If you want to look into it, make an appointment with your Dr. Explain that you think your symptoms might be caused by a sleep disorder, and ask where the nearest place is that you could have a sleep study done. And just take it from there. If you get a study, or if the Dr just wants to try different sleep meds, once you have that symptom under better control, then choose your next worse symptom. And again, just ask your Dr to treat it. This is actually how most of us who get treatment for CFS, get treatment. Almost no Drs specifically will treat CFS, since it can't be formally diagnosed. That's why, when we ask them to treat us for CFS, they give us such wild explanations. But if we just ask to have each symptom treated, one by one, we usually get some help.
Many people have been successful in getting their symptoms treated, by doing a little research of their own. As they learn about CFS and their own specific symptoms for themselves, they also will make a copy of articles they might have read, and give it to the Dr to read. Some might actually give their Dr a book on CFS, although I personally use articles. I've also referred my Dr to websites, on occasion.

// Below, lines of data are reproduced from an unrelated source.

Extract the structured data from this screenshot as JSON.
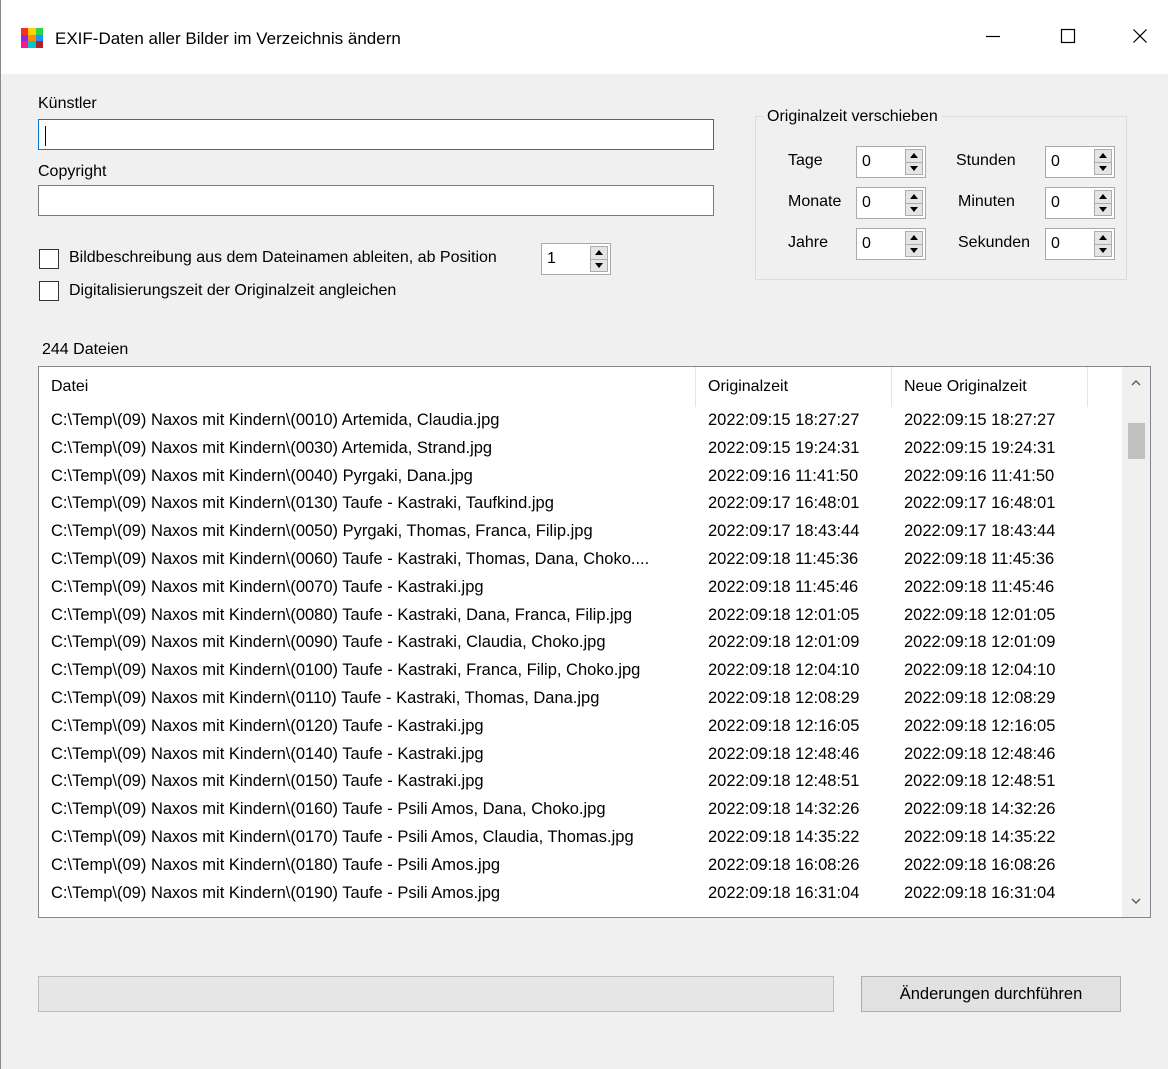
{
  "window": {
    "title": "EXIF-Daten aller Bilder im Verzeichnis ändern",
    "icon_colors": [
      "#ff2a2a",
      "#ffd400",
      "#2ad44a",
      "#8a2be2",
      "#ff8c00",
      "#1e90ff",
      "#ff1493",
      "#00c8c8",
      "#b22222"
    ]
  },
  "form": {
    "artist_label": "Künstler",
    "artist_value": "",
    "copyright_label": "Copyright",
    "copyright_value": "",
    "derive_description_label": "Bildbeschreibung aus dem Dateinamen ableiten, ab Position",
    "derive_description_checked": false,
    "position_value": "1",
    "sync_digitization_label": "Digitalisierungszeit der Originalzeit angleichen",
    "sync_digitization_checked": false
  },
  "time_shift": {
    "title": "Originalzeit verschieben",
    "tage_label": "Tage",
    "tage_value": "0",
    "monate_label": "Monate",
    "monate_value": "0",
    "jahre_label": "Jahre",
    "jahre_value": "0",
    "stunden_label": "Stunden",
    "stunden_value": "0",
    "minuten_label": "Minuten",
    "minuten_value": "0",
    "sekunden_label": "Sekunden",
    "sekunden_value": "0"
  },
  "files": {
    "count_label": "244 Dateien",
    "columns": [
      "Datei",
      "Originalzeit",
      "Neue Originalzeit"
    ],
    "rows": [
      [
        "C:\\Temp\\(09) Naxos mit Kindern\\(0010) Artemida, Claudia.jpg",
        "2022:09:15  18:27:27",
        "2022:09:15  18:27:27"
      ],
      [
        "C:\\Temp\\(09) Naxos mit Kindern\\(0030) Artemida, Strand.jpg",
        "2022:09:15  19:24:31",
        "2022:09:15  19:24:31"
      ],
      [
        "C:\\Temp\\(09) Naxos mit Kindern\\(0040) Pyrgaki, Dana.jpg",
        "2022:09:16  11:41:50",
        "2022:09:16  11:41:50"
      ],
      [
        "C:\\Temp\\(09) Naxos mit Kindern\\(0130) Taufe - Kastraki, Taufkind.jpg",
        "2022:09:17  16:48:01",
        "2022:09:17  16:48:01"
      ],
      [
        "C:\\Temp\\(09) Naxos mit Kindern\\(0050) Pyrgaki, Thomas, Franca, Filip.jpg",
        "2022:09:17  18:43:44",
        "2022:09:17  18:43:44"
      ],
      [
        "C:\\Temp\\(09) Naxos mit Kindern\\(0060) Taufe - Kastraki, Thomas, Dana, Choko....",
        "2022:09:18  11:45:36",
        "2022:09:18  11:45:36"
      ],
      [
        "C:\\Temp\\(09) Naxos mit Kindern\\(0070) Taufe - Kastraki.jpg",
        "2022:09:18  11:45:46",
        "2022:09:18  11:45:46"
      ],
      [
        "C:\\Temp\\(09) Naxos mit Kindern\\(0080) Taufe - Kastraki, Dana, Franca, Filip.jpg",
        "2022:09:18  12:01:05",
        "2022:09:18  12:01:05"
      ],
      [
        "C:\\Temp\\(09) Naxos mit Kindern\\(0090) Taufe - Kastraki, Claudia, Choko.jpg",
        "2022:09:18  12:01:09",
        "2022:09:18  12:01:09"
      ],
      [
        "C:\\Temp\\(09) Naxos mit Kindern\\(0100) Taufe - Kastraki, Franca, Filip, Choko.jpg",
        "2022:09:18  12:04:10",
        "2022:09:18  12:04:10"
      ],
      [
        "C:\\Temp\\(09) Naxos mit Kindern\\(0110) Taufe - Kastraki, Thomas, Dana.jpg",
        "2022:09:18  12:08:29",
        "2022:09:18  12:08:29"
      ],
      [
        "C:\\Temp\\(09) Naxos mit Kindern\\(0120) Taufe - Kastraki.jpg",
        "2022:09:18  12:16:05",
        "2022:09:18  12:16:05"
      ],
      [
        "C:\\Temp\\(09) Naxos mit Kindern\\(0140) Taufe - Kastraki.jpg",
        "2022:09:18  12:48:46",
        "2022:09:18  12:48:46"
      ],
      [
        "C:\\Temp\\(09) Naxos mit Kindern\\(0150) Taufe - Kastraki.jpg",
        "2022:09:18  12:48:51",
        "2022:09:18  12:48:51"
      ],
      [
        "C:\\Temp\\(09) Naxos mit Kindern\\(0160) Taufe - Psili Amos, Dana, Choko.jpg",
        "2022:09:18  14:32:26",
        "2022:09:18  14:32:26"
      ],
      [
        "C:\\Temp\\(09) Naxos mit Kindern\\(0170) Taufe - Psili Amos, Claudia, Thomas.jpg",
        "2022:09:18  14:35:22",
        "2022:09:18  14:35:22"
      ],
      [
        "C:\\Temp\\(09) Naxos mit Kindern\\(0180) Taufe - Psili Amos.jpg",
        "2022:09:18  16:08:26",
        "2022:09:18  16:08:26"
      ],
      [
        "C:\\Temp\\(09) Naxos mit Kindern\\(0190) Taufe - Psili Amos.jpg",
        "2022:09:18  16:31:04",
        "2022:09:18  16:31:04"
      ]
    ]
  },
  "progress_value": 0,
  "apply_button_label": "Änderungen durchführen"
}
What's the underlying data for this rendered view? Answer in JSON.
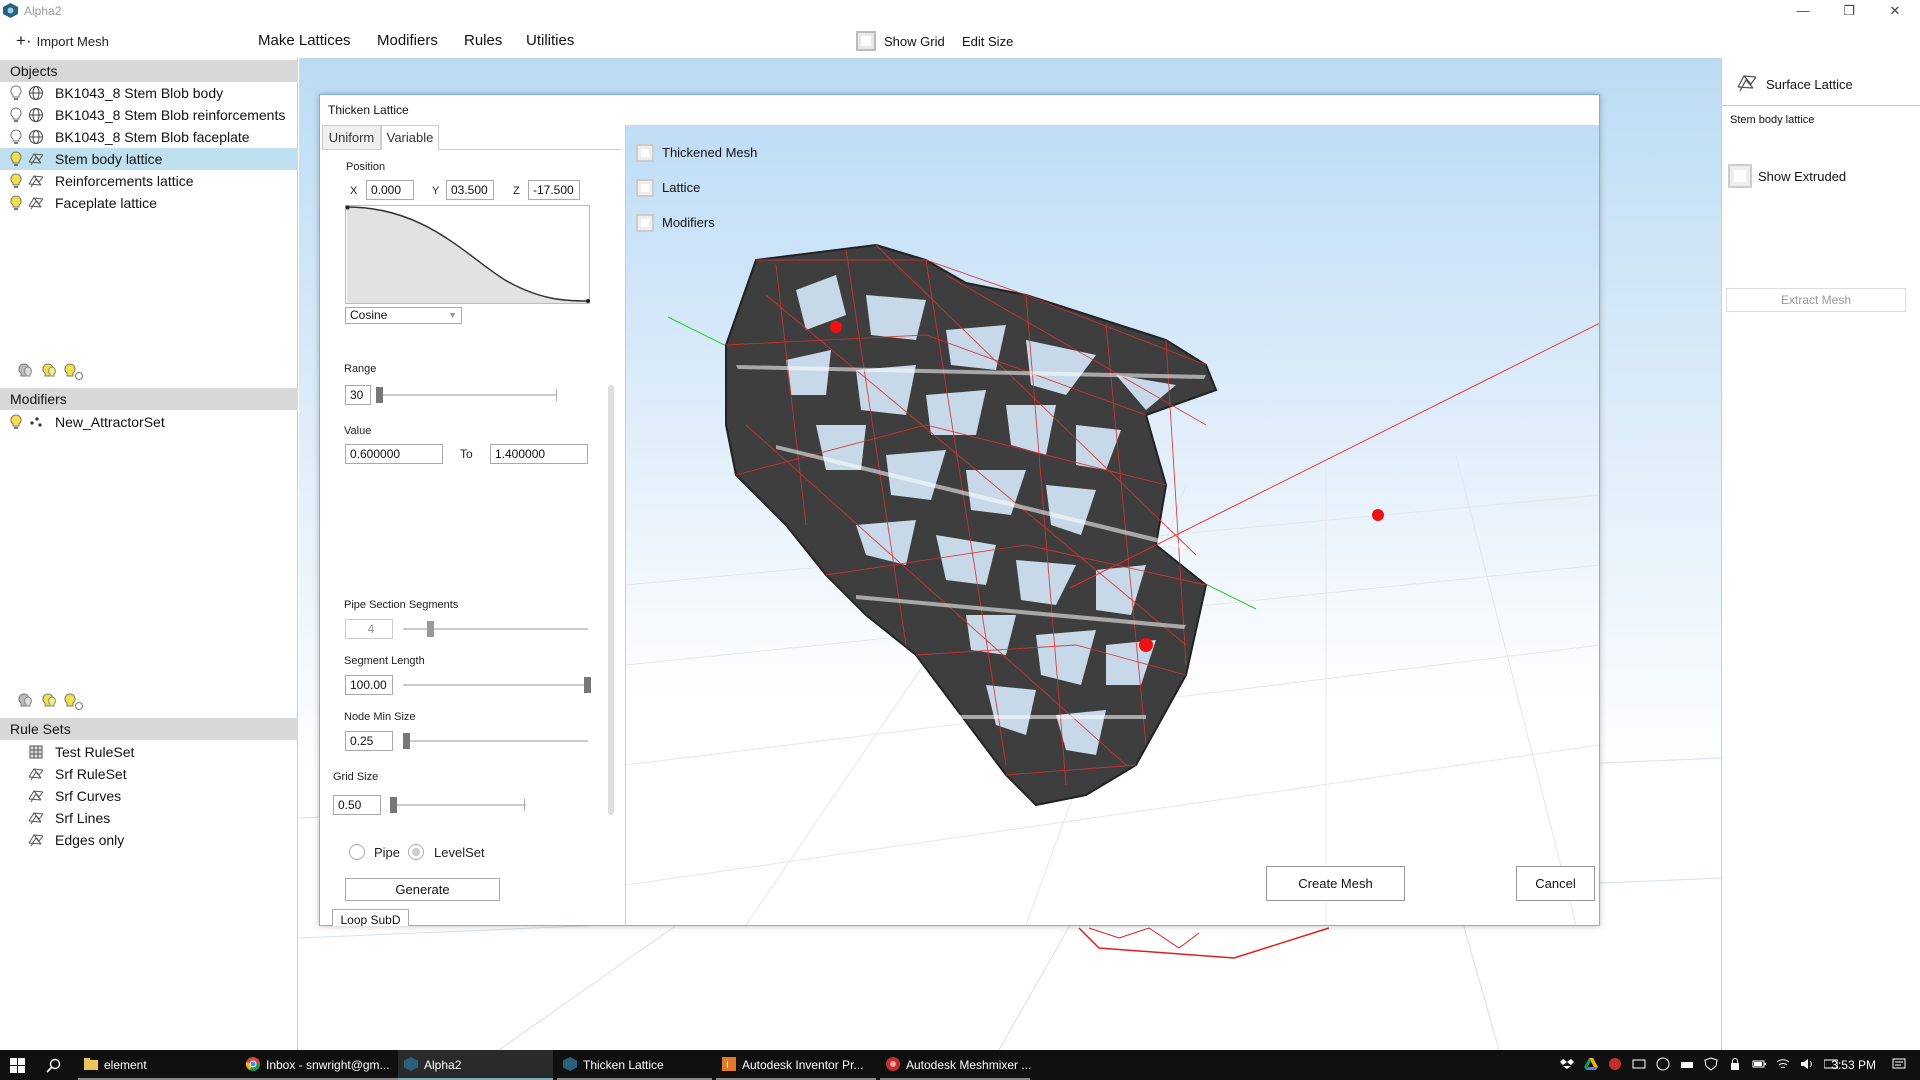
{
  "window": {
    "title": "Alpha2",
    "minimize": "—",
    "restore": "❐",
    "close": "✕"
  },
  "menubar": {
    "import_label": "Import Mesh",
    "menus": [
      "Make Lattices",
      "Modifiers",
      "Rules",
      "Utilities"
    ],
    "show_grid_label": "Show Grid",
    "edit_size_label": "Edit Size"
  },
  "objects": {
    "header": "Objects",
    "items": [
      {
        "label": "BK1043_8 Stem Blob body",
        "icon": "mesh-icon"
      },
      {
        "label": "BK1043_8 Stem Blob reinforcements",
        "icon": "mesh-icon"
      },
      {
        "label": "BK1043_8 Stem Blob faceplate",
        "icon": "mesh-icon"
      },
      {
        "label": "Stem body lattice",
        "icon": "lattice-icon"
      },
      {
        "label": "Reinforcements lattice",
        "icon": "lattice-icon"
      },
      {
        "label": "Faceplate lattice",
        "icon": "lattice-icon"
      }
    ]
  },
  "modifiers": {
    "header": "Modifiers",
    "items": [
      {
        "label": "New_AttractorSet",
        "icon": "attractor-icon"
      }
    ]
  },
  "rulesets": {
    "header": "Rule Sets",
    "items": [
      {
        "label": "Test RuleSet"
      },
      {
        "label": "Srf RuleSet"
      },
      {
        "label": "Srf Curves"
      },
      {
        "label": "Srf Lines"
      },
      {
        "label": "Edges only"
      }
    ]
  },
  "right_panel": {
    "title": "Surface Lattice",
    "subtitle": "Stem body lattice",
    "show_extruded_label": "Show Extruded",
    "extract_label": "Extract Mesh"
  },
  "dialog": {
    "title": "Thicken Lattice",
    "tabs": [
      "Uniform",
      "Variable"
    ],
    "position_label": "Position",
    "x_label": "X",
    "x_value": "0.000",
    "y_label": "Y",
    "y_value": "03.500",
    "z_label": "Z",
    "z_value": "-17.500",
    "falloff_value": "Cosine",
    "range_label": "Range",
    "range_value": "30",
    "value_label": "Value",
    "value_from": "0.600000",
    "to_label": "To",
    "value_to": "1.400000",
    "pipe_segments_label": "Pipe Section Segments",
    "pipe_segments_value": "4",
    "segment_length_label": "Segment Length",
    "segment_length_value": "100.00",
    "node_min_label": "Node Min Size",
    "node_min_value": "0.25",
    "grid_size_label": "Grid Size",
    "grid_size_value": "0.50",
    "pipe_label": "Pipe",
    "levelset_label": "LevelSet",
    "generate_label": "Generate",
    "loop_subd_label": "Loop SubD",
    "view_checks": [
      "Thickened Mesh",
      "Lattice",
      "Modifiers"
    ],
    "create_mesh_label": "Create Mesh",
    "cancel_label": "Cancel"
  },
  "taskbar": {
    "items": [
      {
        "label": "element",
        "icon": "folder-icon"
      },
      {
        "label": "Inbox - snwright@gm...",
        "icon": "chrome-icon"
      },
      {
        "label": "Alpha2",
        "icon": "app-icon"
      },
      {
        "label": "Thicken Lattice",
        "icon": "app-icon"
      },
      {
        "label": "Autodesk Inventor Pr...",
        "icon": "inventor-icon"
      },
      {
        "label": "Autodesk Meshmixer ...",
        "icon": "meshmixer-icon"
      }
    ],
    "clock": "3:53 PM"
  },
  "colors": {
    "selection": "#bfe0ee",
    "accent": "#7fb1d9",
    "lattice": "#444444",
    "wire": "#e02020"
  }
}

If the sleep study idea doesn't work out, you might ask your Dr to try an antidepressant. Not that your symptoms are being caused by depression, but because for some reason, in some people, the right antidepressant can relieve a lot of symptoms. But it takes a bit of trial and error. And a lot of patience! It takes antidepressants between 3 to 6 weeks to start working, so you have to keep taking it for up to 6 weeks, unless you get side effects before that, which you can't tolerate. If that happens, you can try another one right away. Or else if you don't notice an improvement after 6 weeks, give up and try another one. Try as many as you have the patience to try, and if none are successful, just call it a good try, and move on to another potential treatment of another symptom.
Well I guess that's about all I can say for now. But please feel free to ask questions, and we'll have a go at answering! Take good care.